The IETF has kicked off an effort to develop communications protocols needed to support emergency communications over the Internet.
The new IETF working group is called Emergency Context Resolutions with Internet Technologies (ECRIT). ECRIT is looking for a way to route emergency calls over the Internet similar to the way in which 911 calls are routed over the public switched telephone network (PSTN).
If successful, ECRIT would have a significant effect on service providers, including traditional wireline and wireless carriers, ISPs and start-up VoIP providers, because they would need to upgrade network hardware and software to support any new system.
"The ambition of this working group is to provide a universal solution for a particular part of the emergency communications problem," says Jon Peterson, an engineer with NeuStar who serves as the Transport Area director overseeing ECRIT. "We are looking at how, based on the context of an emergency call, to route it to the right emergency call center."
ECRIT is not addressing prioritization or pre-emption of emergency calls, which is available in many government and military telephone systems. Instead, the IETF's Internet Emergency Preparedness working group is handling those issues as it develops an overall architecture for communications systems used for disaster recovery.
"We're looking at the consumer, 911-class problem over the public Internet," Peterson says.
Because it addresses this broader need, "ECRIT is the most important protocol work going on in the IETF related to emergency communications," he says.
The IETF announced the ECRIT working group in February, and ECRIT held its first meeting March 9 in Minneapolis.
The PSTN has been configured to recognize specific numbers such as 911 or 112 as calls for emergency services.

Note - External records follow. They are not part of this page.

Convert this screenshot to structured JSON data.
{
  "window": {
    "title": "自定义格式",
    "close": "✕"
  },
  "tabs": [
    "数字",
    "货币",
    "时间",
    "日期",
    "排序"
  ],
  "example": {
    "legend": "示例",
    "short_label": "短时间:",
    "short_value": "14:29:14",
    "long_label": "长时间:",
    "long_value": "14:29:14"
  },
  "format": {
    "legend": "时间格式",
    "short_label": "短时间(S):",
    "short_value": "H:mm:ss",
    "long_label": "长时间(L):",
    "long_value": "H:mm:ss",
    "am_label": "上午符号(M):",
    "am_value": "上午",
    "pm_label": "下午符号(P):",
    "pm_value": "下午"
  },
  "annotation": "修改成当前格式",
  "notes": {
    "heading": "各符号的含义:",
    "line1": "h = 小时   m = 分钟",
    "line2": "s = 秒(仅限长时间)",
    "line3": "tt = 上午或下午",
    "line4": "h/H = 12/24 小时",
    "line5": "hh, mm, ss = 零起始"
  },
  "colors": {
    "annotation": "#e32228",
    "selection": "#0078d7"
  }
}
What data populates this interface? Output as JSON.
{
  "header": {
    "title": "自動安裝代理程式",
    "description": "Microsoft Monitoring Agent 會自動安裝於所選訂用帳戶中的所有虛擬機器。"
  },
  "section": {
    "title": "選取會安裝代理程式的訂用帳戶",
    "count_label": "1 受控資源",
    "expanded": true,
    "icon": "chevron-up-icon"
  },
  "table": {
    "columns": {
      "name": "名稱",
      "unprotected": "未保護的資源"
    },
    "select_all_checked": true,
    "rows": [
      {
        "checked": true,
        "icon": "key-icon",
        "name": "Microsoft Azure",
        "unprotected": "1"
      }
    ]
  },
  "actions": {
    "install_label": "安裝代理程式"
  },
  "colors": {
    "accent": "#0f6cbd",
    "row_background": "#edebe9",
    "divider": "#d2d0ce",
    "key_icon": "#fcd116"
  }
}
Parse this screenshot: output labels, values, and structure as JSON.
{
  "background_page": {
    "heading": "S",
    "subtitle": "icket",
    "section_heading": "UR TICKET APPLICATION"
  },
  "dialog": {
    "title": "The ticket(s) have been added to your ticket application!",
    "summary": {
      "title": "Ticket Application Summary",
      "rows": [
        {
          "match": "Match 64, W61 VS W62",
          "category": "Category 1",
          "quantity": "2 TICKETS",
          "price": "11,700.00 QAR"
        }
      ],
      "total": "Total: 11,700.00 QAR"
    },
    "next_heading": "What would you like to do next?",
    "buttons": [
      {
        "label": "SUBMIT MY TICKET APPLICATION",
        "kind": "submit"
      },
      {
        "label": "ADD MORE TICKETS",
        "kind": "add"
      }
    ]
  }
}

These calls are sent to special call centers that handle emergency response. These emergency calls are associated with the physical location of the call originator so they can be routed to the appropriate emergency call center.

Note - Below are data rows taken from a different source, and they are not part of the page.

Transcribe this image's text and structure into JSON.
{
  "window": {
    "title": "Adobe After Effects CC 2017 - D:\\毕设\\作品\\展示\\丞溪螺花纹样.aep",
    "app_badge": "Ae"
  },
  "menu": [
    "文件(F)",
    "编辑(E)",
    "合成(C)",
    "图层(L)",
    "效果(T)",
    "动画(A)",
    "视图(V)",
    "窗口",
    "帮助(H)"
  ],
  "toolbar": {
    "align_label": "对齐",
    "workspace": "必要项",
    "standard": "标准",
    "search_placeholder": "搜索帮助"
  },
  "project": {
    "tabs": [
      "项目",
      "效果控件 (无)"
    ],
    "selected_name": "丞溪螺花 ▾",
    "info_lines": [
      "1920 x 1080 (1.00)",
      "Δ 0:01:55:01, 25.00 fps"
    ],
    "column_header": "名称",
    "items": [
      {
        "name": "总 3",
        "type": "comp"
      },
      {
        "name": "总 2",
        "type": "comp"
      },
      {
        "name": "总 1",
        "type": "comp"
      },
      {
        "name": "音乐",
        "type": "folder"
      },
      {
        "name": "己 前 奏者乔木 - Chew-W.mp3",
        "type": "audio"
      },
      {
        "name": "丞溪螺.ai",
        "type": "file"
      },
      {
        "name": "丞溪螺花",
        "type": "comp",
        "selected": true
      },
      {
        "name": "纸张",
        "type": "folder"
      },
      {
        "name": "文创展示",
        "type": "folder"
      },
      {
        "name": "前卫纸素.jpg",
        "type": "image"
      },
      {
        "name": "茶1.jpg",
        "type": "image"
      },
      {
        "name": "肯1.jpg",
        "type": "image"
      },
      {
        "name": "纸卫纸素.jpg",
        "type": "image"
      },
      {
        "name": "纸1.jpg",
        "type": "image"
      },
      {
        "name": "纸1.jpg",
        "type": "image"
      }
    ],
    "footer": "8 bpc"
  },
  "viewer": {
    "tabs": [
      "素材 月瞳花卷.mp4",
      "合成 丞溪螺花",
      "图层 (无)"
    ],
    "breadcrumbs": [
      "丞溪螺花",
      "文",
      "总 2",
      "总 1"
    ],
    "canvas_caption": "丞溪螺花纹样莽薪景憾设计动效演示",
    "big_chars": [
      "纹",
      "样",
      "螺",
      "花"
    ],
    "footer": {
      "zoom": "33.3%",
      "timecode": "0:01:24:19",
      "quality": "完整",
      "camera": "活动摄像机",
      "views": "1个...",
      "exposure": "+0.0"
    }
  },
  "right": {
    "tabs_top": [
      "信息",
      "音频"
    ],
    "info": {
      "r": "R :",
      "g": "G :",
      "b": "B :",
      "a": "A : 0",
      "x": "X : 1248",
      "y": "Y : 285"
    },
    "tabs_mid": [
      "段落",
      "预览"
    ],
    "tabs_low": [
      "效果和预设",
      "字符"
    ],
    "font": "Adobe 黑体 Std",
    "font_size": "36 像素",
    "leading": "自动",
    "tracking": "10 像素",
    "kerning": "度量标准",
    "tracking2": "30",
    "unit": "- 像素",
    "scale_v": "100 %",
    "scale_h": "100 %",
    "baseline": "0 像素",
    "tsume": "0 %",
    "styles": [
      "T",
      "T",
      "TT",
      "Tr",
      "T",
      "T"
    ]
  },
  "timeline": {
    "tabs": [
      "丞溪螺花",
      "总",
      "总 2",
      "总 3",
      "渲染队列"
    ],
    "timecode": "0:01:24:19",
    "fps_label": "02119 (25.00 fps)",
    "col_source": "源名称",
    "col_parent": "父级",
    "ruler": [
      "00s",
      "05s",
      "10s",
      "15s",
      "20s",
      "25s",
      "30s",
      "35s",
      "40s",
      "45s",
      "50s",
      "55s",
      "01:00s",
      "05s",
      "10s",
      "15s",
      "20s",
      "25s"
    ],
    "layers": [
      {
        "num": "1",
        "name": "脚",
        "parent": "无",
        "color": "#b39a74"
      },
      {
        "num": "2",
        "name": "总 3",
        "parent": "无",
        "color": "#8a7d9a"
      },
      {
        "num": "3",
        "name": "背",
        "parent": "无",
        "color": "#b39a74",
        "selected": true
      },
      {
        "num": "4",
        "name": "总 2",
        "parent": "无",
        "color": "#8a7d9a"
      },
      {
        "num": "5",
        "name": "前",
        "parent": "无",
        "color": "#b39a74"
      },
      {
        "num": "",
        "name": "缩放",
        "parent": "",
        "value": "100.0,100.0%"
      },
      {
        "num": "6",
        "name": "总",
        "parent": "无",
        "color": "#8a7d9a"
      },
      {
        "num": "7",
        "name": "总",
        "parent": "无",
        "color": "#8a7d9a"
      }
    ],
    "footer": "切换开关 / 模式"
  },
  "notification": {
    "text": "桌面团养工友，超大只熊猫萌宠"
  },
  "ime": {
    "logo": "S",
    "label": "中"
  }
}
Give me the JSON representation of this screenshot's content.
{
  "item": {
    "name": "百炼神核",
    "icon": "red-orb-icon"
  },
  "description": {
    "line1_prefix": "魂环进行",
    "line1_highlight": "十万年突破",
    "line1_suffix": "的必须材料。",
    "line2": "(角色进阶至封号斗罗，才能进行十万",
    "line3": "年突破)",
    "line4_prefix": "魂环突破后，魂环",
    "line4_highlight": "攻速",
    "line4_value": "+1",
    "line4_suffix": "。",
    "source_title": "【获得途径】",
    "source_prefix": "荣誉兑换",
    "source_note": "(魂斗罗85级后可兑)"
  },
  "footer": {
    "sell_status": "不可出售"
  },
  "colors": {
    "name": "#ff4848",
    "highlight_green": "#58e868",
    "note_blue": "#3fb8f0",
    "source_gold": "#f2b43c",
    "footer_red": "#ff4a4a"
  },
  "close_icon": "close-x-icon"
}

With its many overlay networks and tunneling mechanisms, the Internet is a more challenging infrastructure for building an emergency communications system than the PSTN, IETF participants say. The ECRIT working group is trying to define the requirements of Internet-based emergency calling and to select appropriate technologies for describing the location of the call originator and managing the call routing.
Video, text messaging service

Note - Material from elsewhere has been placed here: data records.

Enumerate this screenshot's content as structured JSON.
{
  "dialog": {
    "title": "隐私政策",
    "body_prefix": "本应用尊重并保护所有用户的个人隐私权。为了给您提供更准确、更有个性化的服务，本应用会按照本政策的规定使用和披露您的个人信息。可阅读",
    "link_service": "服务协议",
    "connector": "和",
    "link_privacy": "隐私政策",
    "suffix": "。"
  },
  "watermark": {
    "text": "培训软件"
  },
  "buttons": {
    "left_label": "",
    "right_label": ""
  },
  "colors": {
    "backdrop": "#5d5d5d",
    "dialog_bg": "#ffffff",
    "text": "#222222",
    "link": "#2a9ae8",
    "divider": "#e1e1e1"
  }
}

ECRIT is focused on VoIP calls, but the group's charter says it also will consider the use of video or text-messaging communications to request emergency services.
Hideki Arai, an engineer with the Oki Electric Industry in Japan, said the new system "must be equivalent to traditional emergency calling . . . and it must be easy to migrate from the PSTN to the Internet."
Arai briefed the working group on an ongoing Japanese government effort to outline its own requirements for emergency calling with IP telephony services.
Brian Rosen, president of start-up Emergicom, says the Internet emergency calls also need to be traceable in case something goes wrong. "You need to know what happened to a call," Rosen says. You also need a call-back mechanism in case the caller hangs up, he adds.
Participants in the ECRIT working group agree that building an Internet-based emergency communications system is a challenge.
"One of the hardest things is how much do we worry about being backwards compatible," said Henning Schulzrinne, a professor of computer science at Columbia University who outlined several requirements for emergency calling using Session Initiation Protocol.
The Internet’s 911Core requirements for an Internet-based emergency communications system include:
The ECRIT system also needs redundancy and reliability.
"You need to have congestion control everywhere because when bad things happen lots of people make emergency calls," Rosen says.
The ECRIT working group seems to favor using protocols developed by another IETF working group called Geographic Location/Privacy to fetch and deliver location information to its emergency call routing system.
The ECRIT working group's first milestone is to develop a document that defines the terminology involved in emergency communications over the Internet and lay out the requirements necessary for the system. The group says it hopes to have this document completed in April.
After that, the working group has set an aggressive timetable for its work. It plans to complete a document outlining security considerations in April. By August, the group intends to complete three documents: one on setting up communications sessions between callers and emergency response centers; another on associating sessions with physical locations; and a third on routing emergency calls based on location information.
Peterson says he's optimistic that ECRIT can meet its schedule. "At the meeting, we had many different groups presenting that represented Japan, Europe and North America, and they all outlined the same core requirements," he said. "That was very heartening."